In my last post, we looked at scale—the scale of your growing and scale of available equipment, and how the two intersect. But what scale of equipment do you need for your growing operation?
This question requires a holistic consideration. Let’s start with property size.
The amount of acreage you manage is not necessarily a comprehensive way of determining the scale of your equipment needs.
Let’s say you own 300 acres, but 275 of these are forested. You are primarily interested in starting a small market garden on just 2 acres. Well, for any operation under 5 acres, a walking tractor or sub-compact is the way to go.
At 2 acres of vegetable gardening, you could certainly do justice with just a walking tractor and a mix of implements. However, if you wanted to do comprehensive work in the forest, you might consider a 4-wheel tractor.
Additionally, if you had a very long laneway to snow blow, you may want a 4-wheel tractor. At the same time, the 4-wheel tractor would be helpful for moving supplies and compost to your garden plots.
That being said, the fast and efficient operation of a 2-wheel tractor and its maneuverability may still be desirable for the market garden. So perhaps a pairing of equipment would be best.
Another individual, however, might approach the same property and decide that all they want to do in the forest is cut some fire wood with a chain saw, split it with a log splitter (which you can operate with a two-wheel tractor), and haul it home in a pickup truck.
Size Is Relative
So again, property size is relative. Although the general rule suggests larger property might require larger equipment, we often find that actual equipment requirements are really relative to what you want to do on your property and how you meet your needs with a compliment of equipment.
On the other hand, if the scale of my entire property was just 3 acres, I would definitely recommend maximizing the space for smaller equipment. That way, I could increase the overall yield of the land by scaling operations to a 2-wheel tractor setup.
Remember, larger tractors need space to move around. And that space often is unproductive laneways.

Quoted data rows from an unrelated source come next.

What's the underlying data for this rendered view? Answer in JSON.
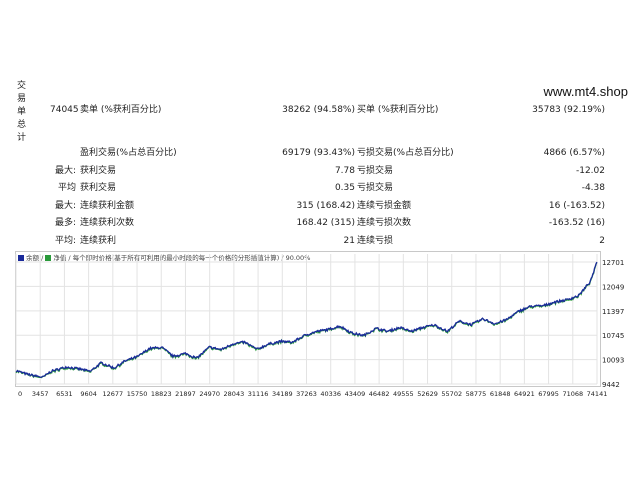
{
  "side_label": [
    "交",
    "易",
    "单",
    "总",
    "计"
  ],
  "brand": "www.mt4.shop",
  "stats": [
    {
      "c1": "74045",
      "c2": "卖单 (%获利百分比)",
      "c3": "38262 (94.58%)",
      "c4": "买单 (%获利百分比)",
      "c5": "35783 (92.19%)"
    },
    {
      "c1": "",
      "c2": "盈利交易(%占总百分比)",
      "c3": "69179 (93.43%)",
      "c4": "亏损交易(%占总百分比)",
      "c5": "4866 (6.57%)"
    },
    {
      "c1": "最大:",
      "c2": "获利交易",
      "c3": "7.78",
      "c4": "亏损交易",
      "c5": "-12.02"
    },
    {
      "c1": "平均",
      "c2": "获利交易",
      "c3": "0.35",
      "c4": "亏损交易",
      "c5": "-4.38"
    },
    {
      "c1": "最大:",
      "c2": "连续获利金额",
      "c3": "315 (168.42)",
      "c4": "连续亏损金额",
      "c5": "16 (-163.52)"
    },
    {
      "c1": "最多:",
      "c2": "连续获利次数",
      "c3": "168.42 (315)",
      "c4": "连续亏损次数",
      "c5": "-163.52 (16)"
    },
    {
      "c1": "平均:",
      "c2": "连续获利",
      "c3": "21",
      "c4": "连续亏损",
      "c5": "2"
    }
  ],
  "legend": {
    "balance_label": "余额",
    "equity_label": "净值",
    "info": "每个即时价格(基于所有可利用的最小时段的每一个价格的分形插值计算) / 90.00%",
    "balance_color": "#1a2a9a",
    "equity_color": "#2a9a3a"
  },
  "chart_data": {
    "type": "line",
    "x_ticks": [
      "0",
      "3457",
      "6531",
      "9604",
      "12677",
      "15750",
      "18823",
      "21897",
      "24970",
      "28043",
      "31116",
      "34189",
      "37263",
      "40336",
      "43409",
      "46482",
      "49555",
      "52629",
      "55702",
      "58775",
      "61848",
      "64921",
      "67995",
      "71068",
      "74141"
    ],
    "y_ticks": [
      "12701",
      "12049",
      "11397",
      "10745",
      "10093",
      "9442"
    ],
    "ylim": [
      9442,
      12701
    ],
    "xlim": [
      0,
      75000
    ],
    "series": [
      {
        "role": "balance",
        "points": [
          [
            0,
            9800
          ],
          [
            1500,
            9700
          ],
          [
            3457,
            9620
          ],
          [
            4500,
            9780
          ],
          [
            6531,
            9900
          ],
          [
            8000,
            9850
          ],
          [
            9604,
            9780
          ],
          [
            11000,
            10010
          ],
          [
            12677,
            9870
          ],
          [
            14000,
            10050
          ],
          [
            15750,
            10180
          ],
          [
            17200,
            10390
          ],
          [
            18823,
            10420
          ],
          [
            20300,
            10180
          ],
          [
            21897,
            10260
          ],
          [
            23300,
            10130
          ],
          [
            24970,
            10430
          ],
          [
            26500,
            10360
          ],
          [
            28043,
            10520
          ],
          [
            29500,
            10560
          ],
          [
            31116,
            10370
          ],
          [
            32600,
            10510
          ],
          [
            34189,
            10580
          ],
          [
            35700,
            10560
          ],
          [
            37263,
            10740
          ],
          [
            38700,
            10840
          ],
          [
            40336,
            10900
          ],
          [
            41800,
            10990
          ],
          [
            43409,
            10800
          ],
          [
            44900,
            10740
          ],
          [
            46482,
            10930
          ],
          [
            48000,
            10850
          ],
          [
            49555,
            10950
          ],
          [
            51000,
            10850
          ],
          [
            52629,
            10960
          ],
          [
            54000,
            11020
          ],
          [
            55702,
            10850
          ],
          [
            57200,
            11120
          ],
          [
            58775,
            11030
          ],
          [
            60300,
            11180
          ],
          [
            61848,
            11050
          ],
          [
            63300,
            11160
          ],
          [
            64921,
            11390
          ],
          [
            66500,
            11520
          ],
          [
            67995,
            11530
          ],
          [
            69500,
            11630
          ],
          [
            71068,
            11690
          ],
          [
            72600,
            11800
          ],
          [
            74141,
            12180
          ],
          [
            75000,
            12700
          ]
        ]
      }
    ]
  }
}
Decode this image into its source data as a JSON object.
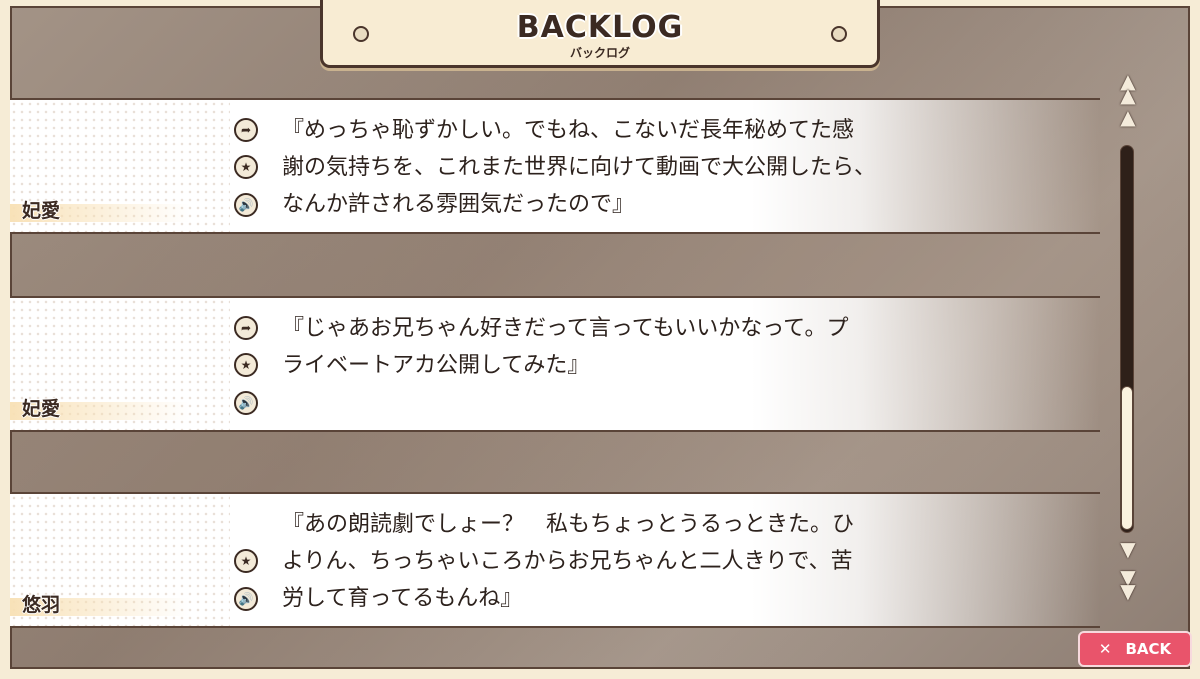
{
  "header": {
    "title": "BACKLOG",
    "subtitle": "バックログ"
  },
  "entries": [
    {
      "speaker": "妃愛",
      "lines": [
        "『めっちゃ恥ずかしい。でもね、こないだ長年秘めてた感",
        "謝の気持ちを、これまた世界に向けて動画で大公開したら、",
        "なんか許される雰囲気だったので』"
      ]
    },
    {
      "speaker": "妃愛",
      "lines": [
        "『じゃあお兄ちゃん好きだって言ってもいいかなって。プ",
        "ライベートアカ公開してみた』"
      ]
    },
    {
      "speaker": "悠羽",
      "lines": [
        "『あの朗読劇でしょー？　私もちょっとうるっときた。ひ",
        "よりん、ちっちゃいころからお兄ちゃんと二人きりで、苦",
        "労して育ってるもんね』"
      ]
    }
  ],
  "icons": {
    "jump": "arrow-jump-icon",
    "favorite": "star-icon",
    "voice": "speaker-icon"
  },
  "scroll": {
    "position": 0.92
  },
  "back_button": {
    "label": "BACK",
    "icon": "close-icon",
    "color": "#e9546b"
  }
}
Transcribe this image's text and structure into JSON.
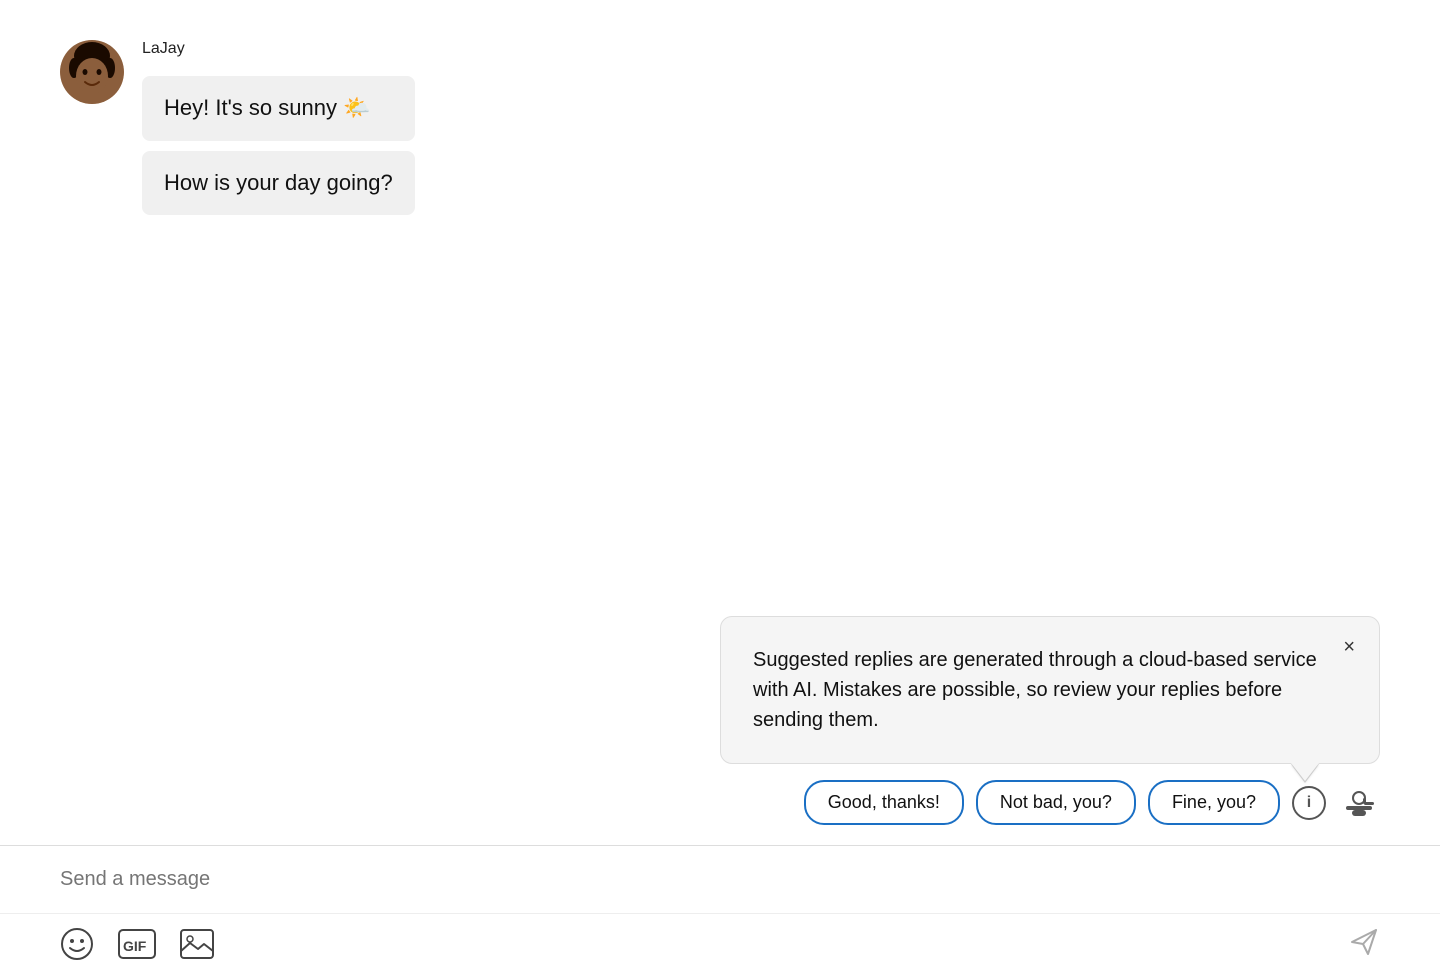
{
  "sender": {
    "name": "LaJay",
    "avatar_label": "LaJay avatar"
  },
  "messages": [
    {
      "id": 1,
      "text": "Hey! It's so sunny 🌤️"
    },
    {
      "id": 2,
      "text": "How is your day going?"
    }
  ],
  "tooltip": {
    "text": "Suggested replies are generated through a cloud-based service with AI. Mistakes are possible, so review your replies before sending them.",
    "close_label": "×"
  },
  "suggested_replies": [
    {
      "id": 1,
      "label": "Good, thanks!"
    },
    {
      "id": 2,
      "label": "Not bad, you?"
    },
    {
      "id": 3,
      "label": "Fine, you?"
    }
  ],
  "input": {
    "placeholder": "Send a message"
  },
  "toolbar": {
    "emoji_label": "Emoji",
    "gif_label": "GIF",
    "image_label": "Image",
    "send_label": "Send"
  },
  "icons": {
    "info": "ℹ",
    "close": "×",
    "send": "➤"
  }
}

On the other hand, if you are growing 15 acres of fruit, a small 4-wheel tractor would be much more efficient for many operations, from mowing to harvest. And you can justify the extra space for turning at the end of the rows.
Again, consider your whole property in the equation. If you have 5, 10, 15, 25, 50 or more acres, it is very likely you might have multiple needs for a 4-wheel tractor, if only for its bucket. (I don’t say this lightly. My bucket has paid for itself over many years of farming and homesteading.)
Every grower uses hand tools, no matter the scale. But can you run your entire operation and garden with just hand tools?
Indeed, you can grow a good deal of food (with no more wheels than are on your garden cart) with tools like a shovel, broad fork, garden rake, electric tilther and push seeder! When you compliment these with an electric chain saw, powered weeder and a few other power tools, your equipment set is complete.
For urban and suburban properties between 1/16 and 1 acre, this may be all you need. Large properties could also use just hand tools by increasing the quantity of tools available and the humans available to use them.
With the extra tools and human power, timely activities are performed efficiently and effectively when needed.
In addition to questions of property size, you have the question of budget.
Hand tools will cost the least ($), then walking tractors ($$). Subcompact tractors ($$$) follow, then agricultural scale tractors ($$$$$). At certain scales the increase in cost is justified because of the work you can do and the yield (profit) you can achieve.
Say I am growing 12 Permabeds that are 4 feet wide by 25 feet long. I can feasibly build all these by hand with human muscle and hand tools. I can prepare them easily each spring, plant them, weed, water and harvest in a similar fashion using specialized garden tools.
On the other hand, if I had 12 Permabeds at 300 feet long, I may consider a walking tractor and a few implements. This would make the bed building process easier and the spring preparation quicker. Also, I can then get a snow blower so I don’t have to pay my neighbor to blow my driveway!
You Get What You Pay For
Can you manage a 1/3 acre garden with hand tools? Yes! Can you also justify a 2-wheel tractor? Also yes! Because if you want to manage the land for increased bed turnover and multiple crops per year, you effectively crop the ground three times!
This means you are managing more like 1 acre of garden.
A walking tractor will help you quickly mow vegetable debris and re-prepare the bed with a power harrow. In addition, you may have another 1/4 acre in lawn, with some edible landscaping and a driveway.
So now you can blow snow, mow your lawn and even do initial bed prep for your fruit and berry landscaping. The question of expense is ultimately one of utility and equipment versatility.
If you can find a way to use your hand tools, two-wheel tractor or four-wheel tractor in more ways and through more seasons, you will more easily pay for it. And that, my friends, is a good investment.
Be wary of buying equipment you see only seldom use for. Instead, hire these jobs out. We will look more at compliment of equipment in our next article.